Among them were the expansion of NATO into the Baltics and the perception in Russia that the West has supported groups that have toppled other governments in Moscow’s former sphere of influence.
Rubble from the Berlin Wall was “hauled away as souvenirs” to countries that praise openness and personal freedom, he said, but “now there are attempts to impose new dividing lines and rules, maybe virtual, but still dividing our mutual continent.”
The world, he said, is now unipolar: “One single center of power. One single center of force. One single center of decision making. This is the world of one master, one sovereign.”
Yet, before the pundits rush to shoot the messenger, perhaps his words are worthy of some serious thought. Does the perception of threat contained in such words as "axis of evil" cause those targeted states to suddenly feel threatened?
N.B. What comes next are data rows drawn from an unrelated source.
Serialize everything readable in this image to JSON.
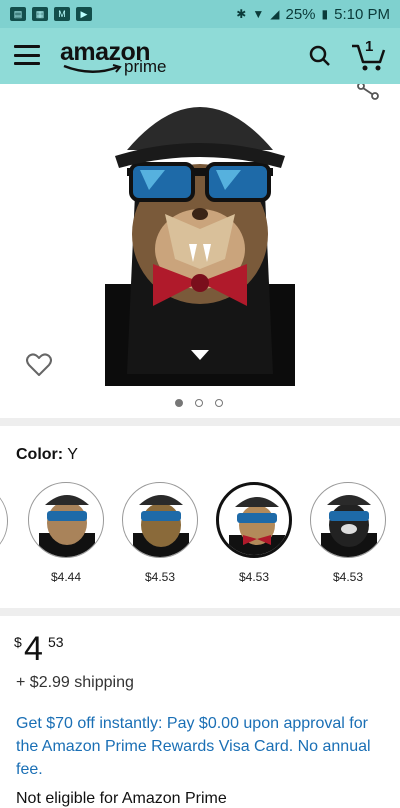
{
  "status_bar": {
    "battery": "25%",
    "time": "5:10 PM"
  },
  "app_bar": {
    "logo_text": "amazon",
    "logo_sub": "prime",
    "cart_count": "1"
  },
  "gallery": {
    "pages": 3,
    "active_page": 1
  },
  "color": {
    "label": "Color:",
    "value": "Y",
    "options": [
      {
        "price": "$4.44"
      },
      {
        "price": "$4.53"
      },
      {
        "price": "$4.53"
      },
      {
        "price": "$4.53"
      }
    ]
  },
  "price": {
    "currency": "$",
    "whole": "4",
    "fraction": "53",
    "shipping": "+ $2.99 shipping",
    "promo": "Get $70 off instantly: Pay $0.00 upon approval for the Amazon Prime Rewards Visa Card. No annual fee.",
    "eligibility": "Not eligible for Amazon Prime"
  }
}
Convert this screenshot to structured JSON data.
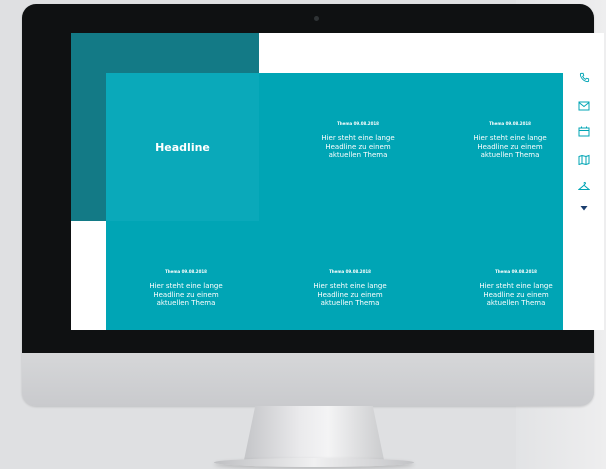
{
  "screen": {
    "featured": {
      "headline": "Headline"
    },
    "articles": [
      {
        "date": "Thema 09.08.2018",
        "title": "Hier steht eine lange Headline zu einem aktuellen Thema"
      },
      {
        "date": "Thema 09.08.2018",
        "title": "Hier steht eine lange Headline zu einem aktuellen Thema"
      },
      {
        "date": "Thema 09.08.2018",
        "title": "Hier steht eine lange Headline zu einem aktuellen Thema"
      },
      {
        "date": "Thema 09.08.2018",
        "title": "Hier steht eine lange Headline zu einem aktuellen Thema"
      },
      {
        "date": "Thema 09.08.2018",
        "title": "Hier steht eine lange Headline zu einem aktuellen Thema"
      }
    ],
    "side_icons": [
      "phone-icon",
      "mail-icon",
      "calendar-icon",
      "map-icon",
      "hanger-icon",
      "arrow-down-icon"
    ]
  },
  "colors": {
    "teal": "#00a5b5",
    "dark_teal": "#137a86",
    "headline_box": "#0aa9ba",
    "bezel": "#0f1112"
  }
}
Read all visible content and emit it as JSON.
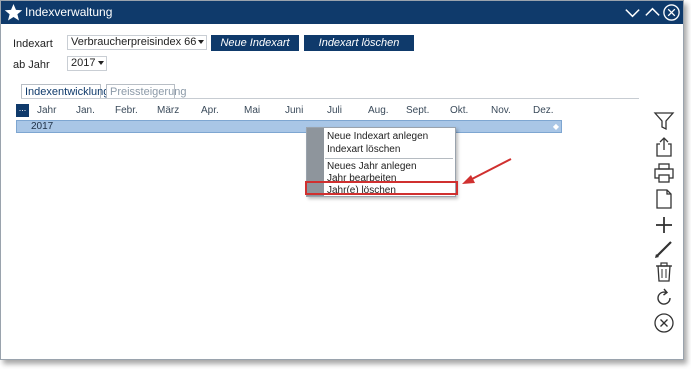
{
  "window": {
    "title": "Indexverwaltung"
  },
  "form": {
    "indexart_label": "Indexart",
    "indexart_value": "Verbraucherpreisindex 66",
    "ab_jahr_label": "ab Jahr",
    "ab_jahr_value": "2017",
    "new_button": "Neue Indexart",
    "delete_button": "Indexart löschen"
  },
  "tabs": [
    {
      "label": "Indexentwicklung",
      "active": true
    },
    {
      "label": "Preissteigerung",
      "active": false
    }
  ],
  "table": {
    "menu_button": "...",
    "columns": [
      "Jahr",
      "Jan.",
      "Febr.",
      "März",
      "Apr.",
      "Mai",
      "Juni",
      "Juli",
      "Aug.",
      "Sept.",
      "Okt.",
      "Nov.",
      "Dez."
    ],
    "rows": [
      {
        "jahr": "2017"
      }
    ],
    "row_end_glyph": "◆"
  },
  "context_menu": {
    "items": [
      "Neue Indexart anlegen",
      "Indexart löschen",
      "Neues Jahr anlegen",
      "Jahr bearbeiten",
      "Jahr(e) löschen"
    ],
    "highlighted": "Jahr(e) löschen"
  },
  "sidebar_icons": [
    "filter-icon",
    "export-icon",
    "print-icon",
    "document-icon",
    "add-icon",
    "edit-icon",
    "delete-icon",
    "refresh-icon",
    "close-icon"
  ],
  "colors": {
    "titlebar": "#0f3a6b",
    "accent": "#0f3a6b",
    "row_selected": "#a9c6e6",
    "highlight": "#d0302f"
  }
}
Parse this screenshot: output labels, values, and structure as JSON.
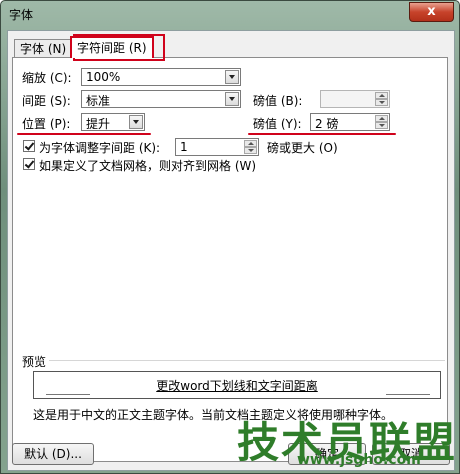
{
  "window": {
    "title": "字体",
    "close_glyph": "x"
  },
  "tabs": [
    {
      "label": "字体 (N)"
    },
    {
      "label": "字符间距 (R)"
    }
  ],
  "scale": {
    "label": "缩放 (C):",
    "value": "100%"
  },
  "spacing": {
    "label": "间距 (S):",
    "value": "标准",
    "amount_label": "磅值 (B):",
    "amount_value": ""
  },
  "position": {
    "label": "位置 (P):",
    "value": "提升",
    "amount_label": "磅值 (Y):",
    "amount_value": "2 磅"
  },
  "kerning": {
    "label": "为字体调整字间距 (K):",
    "value": "1",
    "suffix": "磅或更大 (O)"
  },
  "grid": {
    "label": "如果定义了文档网格，则对齐到网格 (W)"
  },
  "preview": {
    "group_label": "预览",
    "sample": "更改word下划线和文字间距离",
    "note": "这是用于中文的正文主题字体。当前文档主题定义将使用哪种字体。"
  },
  "buttons": {
    "default": "默认 (D)...",
    "ok": "确定",
    "cancel": "取消"
  },
  "watermark": {
    "text": "技术员联盟",
    "url": "www.jsgho.com"
  },
  "colors": {
    "highlight": "#d0021b",
    "watermark": "#2f7d2a"
  }
}
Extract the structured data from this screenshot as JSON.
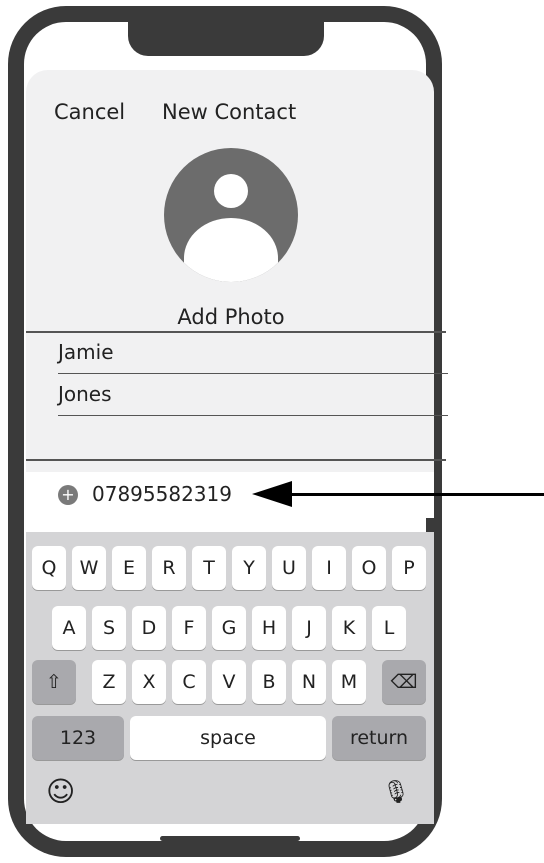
{
  "nav": {
    "cancel_label": "Cancel",
    "title": "New Contact"
  },
  "photo": {
    "add_label": "Add Photo"
  },
  "fields": {
    "first_name": "Jamie",
    "last_name": "Jones",
    "company": ""
  },
  "phone": {
    "add_glyph": "+",
    "number": "07895582319"
  },
  "keyboard": {
    "row1": [
      "Q",
      "W",
      "E",
      "R",
      "T",
      "Y",
      "U",
      "I",
      "O",
      "P"
    ],
    "row2": [
      "A",
      "S",
      "D",
      "F",
      "G",
      "H",
      "J",
      "K",
      "L"
    ],
    "row3": [
      "Z",
      "X",
      "C",
      "V",
      "B",
      "N",
      "M"
    ],
    "shift_glyph": "⇧",
    "delete_glyph": "⌫",
    "numbers_label": "123",
    "space_label": "space",
    "return_label": "return",
    "emoji_glyph": "☺",
    "mic_glyph": "🎙"
  },
  "colors": {
    "frame": "#3a3a3a",
    "sheet": "#f1f1f2",
    "keyboard": "#d4d4d6",
    "avatar": "#6c6c6c"
  }
}
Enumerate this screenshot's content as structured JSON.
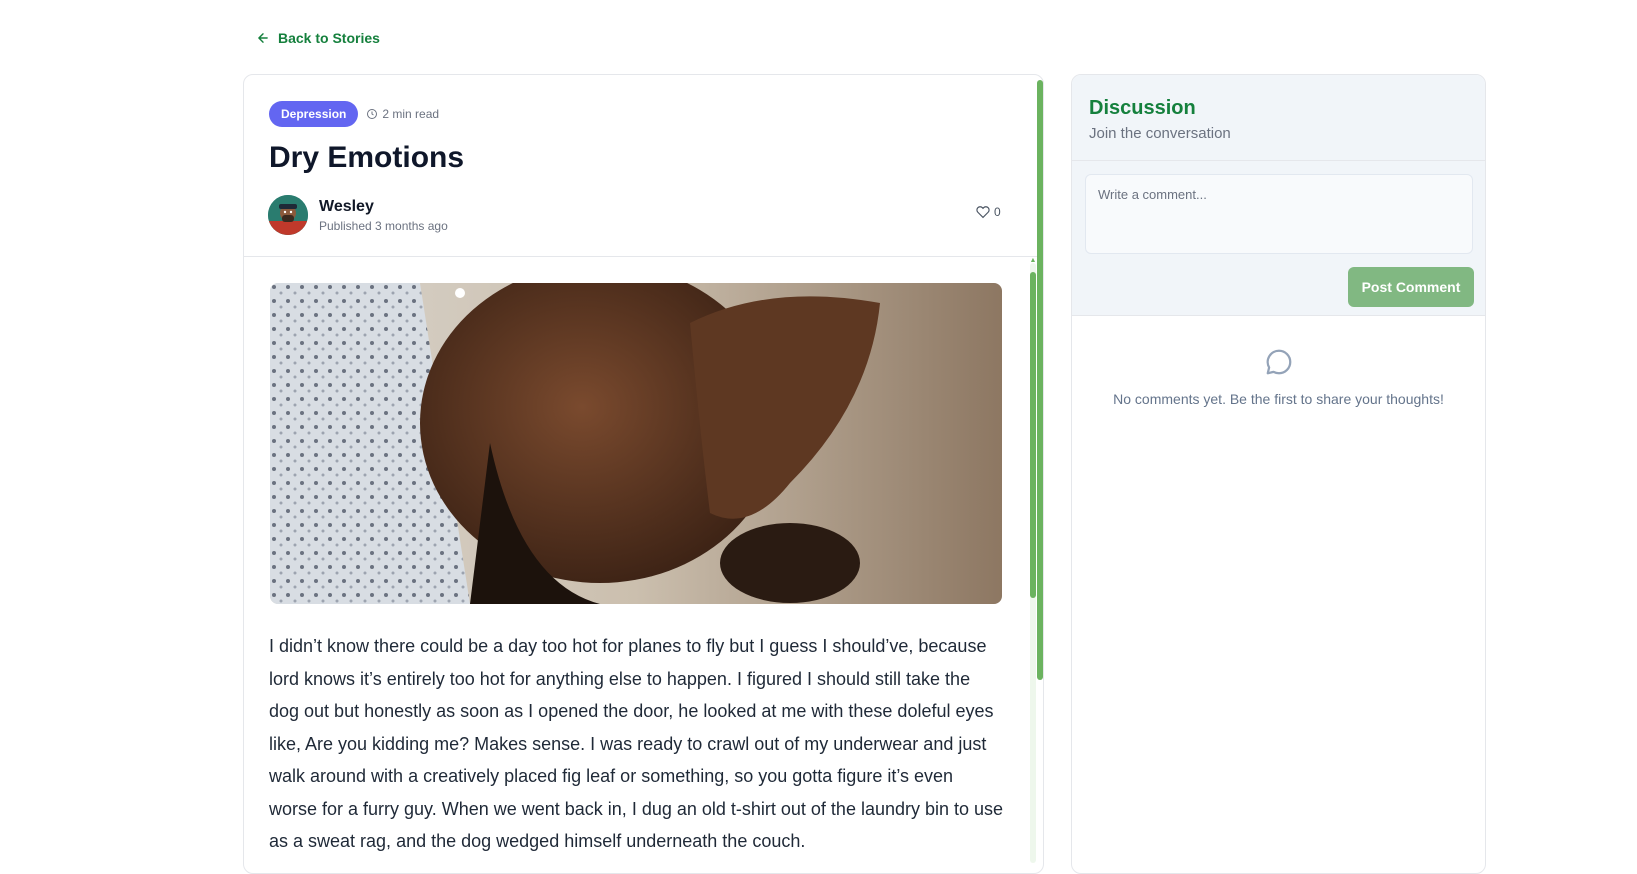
{
  "nav": {
    "back_label": "Back to Stories"
  },
  "story": {
    "category": "Depression",
    "read_time": "2 min read",
    "title": "Dry Emotions",
    "author": "Wesley",
    "published": "Published 3 months ago",
    "likes": "0",
    "body": "I didn’t know there could be a day too hot for planes to fly but I guess I should’ve, because lord knows it’s entirely too hot for anything else to happen. I figured I should still take the dog out but honestly as soon as I opened the door, he looked at me with these doleful eyes like, Are you kidding me? Makes sense. I was ready to crawl out of my underwear and just walk around with a creatively placed fig leaf or something, so you gotta figure it’s even worse for a furry guy. When we went back in, I dug an old t-shirt out of the laundry bin to use as a sweat rag, and the dog wedged himself underneath the couch."
  },
  "discussion": {
    "title": "Discussion",
    "subtitle": "Join the conversation",
    "comment_placeholder": "Write a comment...",
    "post_label": "Post Comment",
    "empty_text": "No comments yet. Be the first to share your thoughts!"
  },
  "colors": {
    "accent_green": "#15803d",
    "tag_purple": "#6366f1",
    "button_green": "#81b882",
    "scrollbar_green": "#6bb35f"
  },
  "icons": {
    "back": "arrow-left-icon",
    "clock": "clock-icon",
    "heart": "heart-icon",
    "comment": "chat-bubble-icon"
  }
}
More to the point, did Bush's use of those words suggest to North Korea and Iran that they better get nuclear weapons before the US invades push them to pursue their nuclear programs quicker? Did the US invasion and occupation of Iraq only strengthen their threat perception? Are other states watching and taking note? On the other hand, was the US only alerting the world to what was already underfoot in these countries?
Now that these states are pursuing their self-interest, are neighboring states feeling the pressure to protect themselves as well? In short, has the US triggered a chain reaction? Already, other countries in the Middle East are embarking on "civilian" nuclear programs, with, it should be added, US blessings.
What about international law? Has the US disregard for international law and norms paved the way for other states to do the same? Or, as Putin may have been suggesting, has the US military actions and bellicose discourse suggested to states that international law is no longer (if it ever was) a restraint against hyper power incursion and threat? If states no longer view international law and norms as protecting state sovereignty against military threat, then has the US short term action resulted in a medium term affirmation of the realist world of self-help?
In short, this is a debate worthy of having.